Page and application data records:
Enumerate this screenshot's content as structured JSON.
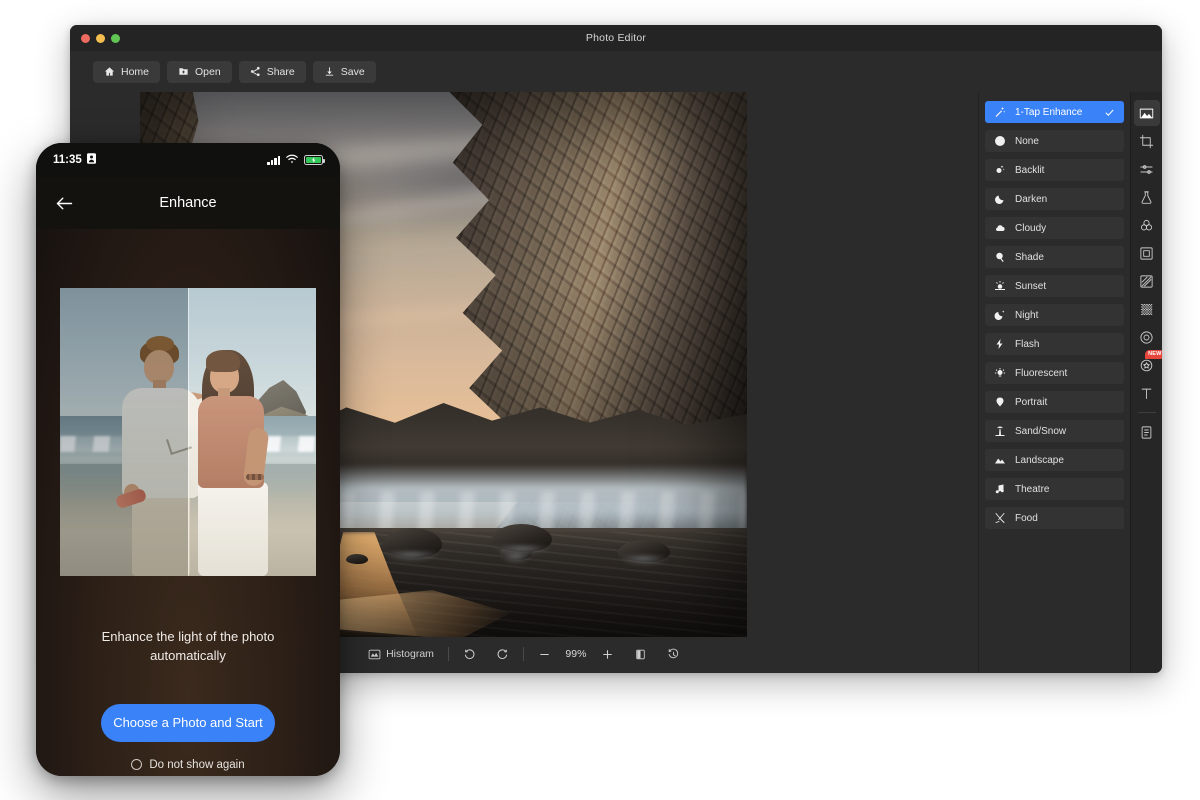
{
  "window": {
    "title": "Photo Editor",
    "traffic_lights": [
      "close",
      "minimize",
      "maximize"
    ],
    "toolbar": [
      {
        "label": "Home",
        "icon": "home-icon"
      },
      {
        "label": "Open",
        "icon": "folder-plus-icon"
      },
      {
        "label": "Share",
        "icon": "share-icon"
      },
      {
        "label": "Save",
        "icon": "download-icon"
      }
    ]
  },
  "statusbar": {
    "histogram_label": "Histogram",
    "histogram_icon": "histogram-icon",
    "undo_icon": "undo-icon",
    "redo_icon": "redo-icon",
    "zoom_out_icon": "minus-icon",
    "zoom_level": "99%",
    "zoom_in_icon": "plus-icon",
    "compare_icon": "compare-split-icon",
    "reset_icon": "reset-history-icon"
  },
  "presets": {
    "items": [
      {
        "label": "1-Tap Enhance",
        "icon": "magic-wand-icon",
        "selected": true
      },
      {
        "label": "None",
        "icon": "no-entry-icon",
        "selected": false
      },
      {
        "label": "Backlit",
        "icon": "backlit-sun-icon",
        "selected": false
      },
      {
        "label": "Darken",
        "icon": "moon-icon",
        "selected": false
      },
      {
        "label": "Cloudy",
        "icon": "cloud-icon",
        "selected": false
      },
      {
        "label": "Shade",
        "icon": "shade-icon",
        "selected": false
      },
      {
        "label": "Sunset",
        "icon": "sunset-icon",
        "selected": false
      },
      {
        "label": "Night",
        "icon": "night-moon-star-icon",
        "selected": false
      },
      {
        "label": "Flash",
        "icon": "flash-bolt-icon",
        "selected": false
      },
      {
        "label": "Fluorescent",
        "icon": "fluorescent-bulb-icon",
        "selected": false
      },
      {
        "label": "Portrait",
        "icon": "portrait-icon",
        "selected": false
      },
      {
        "label": "Sand/Snow",
        "icon": "palm-beach-icon",
        "selected": false
      },
      {
        "label": "Landscape",
        "icon": "mountain-icon",
        "selected": false
      },
      {
        "label": "Theatre",
        "icon": "music-note-icon",
        "selected": false
      },
      {
        "label": "Food",
        "icon": "fork-knife-icon",
        "selected": false
      }
    ],
    "check_icon": "checkmark-icon"
  },
  "rail": {
    "tools": [
      {
        "name": "enhance-landscape-tool",
        "icon": "mountain-photo-icon",
        "active": true,
        "badge": ""
      },
      {
        "name": "crop-tool",
        "icon": "crop-icon",
        "active": false,
        "badge": ""
      },
      {
        "name": "adjust-tool",
        "icon": "sliders-icon",
        "active": false,
        "badge": ""
      },
      {
        "name": "filters-tool",
        "icon": "flask-icon",
        "active": false,
        "badge": ""
      },
      {
        "name": "color-mix-tool",
        "icon": "color-circles-icon",
        "active": false,
        "badge": ""
      },
      {
        "name": "frame-tool",
        "icon": "frame-square-icon",
        "active": false,
        "badge": ""
      },
      {
        "name": "split-tone-tool",
        "icon": "diagonal-split-icon",
        "active": false,
        "badge": ""
      },
      {
        "name": "texture-tool",
        "icon": "texture-grid-icon",
        "active": false,
        "badge": ""
      },
      {
        "name": "vignette-tool",
        "icon": "vignette-circle-icon",
        "active": false,
        "badge": ""
      },
      {
        "name": "effects-tool",
        "icon": "star-burst-icon",
        "active": false,
        "badge": "NEW"
      },
      {
        "name": "text-tool",
        "icon": "text-t-icon",
        "active": false,
        "badge": ""
      },
      {
        "name": "notes-tool",
        "icon": "clipboard-icon",
        "active": false,
        "badge": ""
      }
    ]
  },
  "phone": {
    "status": {
      "time": "11:35",
      "time_icon": "app-badge-icon",
      "signal_icon": "signal-bars-icon",
      "wifi_icon": "wifi-icon",
      "battery_icon": "battery-charging-icon"
    },
    "nav": {
      "back_icon": "arrow-left-icon",
      "title": "Enhance"
    },
    "photo": {
      "name": "before-after-beach-couple",
      "split": "before-after"
    },
    "caption": "Enhance the light of the photo automatically",
    "cta_label": "Choose a Photo and Start",
    "checkbox_label": "Do not show again",
    "checkbox_checked": false
  },
  "colors": {
    "accent_blue": "#3a82f7",
    "badge_red": "#e8453c",
    "window_bg": "#2b2b2b",
    "rail_bg": "#262626",
    "preset_bg": "#333333",
    "phone_bg": "#231a14",
    "battery_green": "#34c759"
  }
}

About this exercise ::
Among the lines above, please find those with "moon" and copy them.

Response for this exercise ::
        "icon": "moon-icon",
        "icon": "night-moon-star-icon",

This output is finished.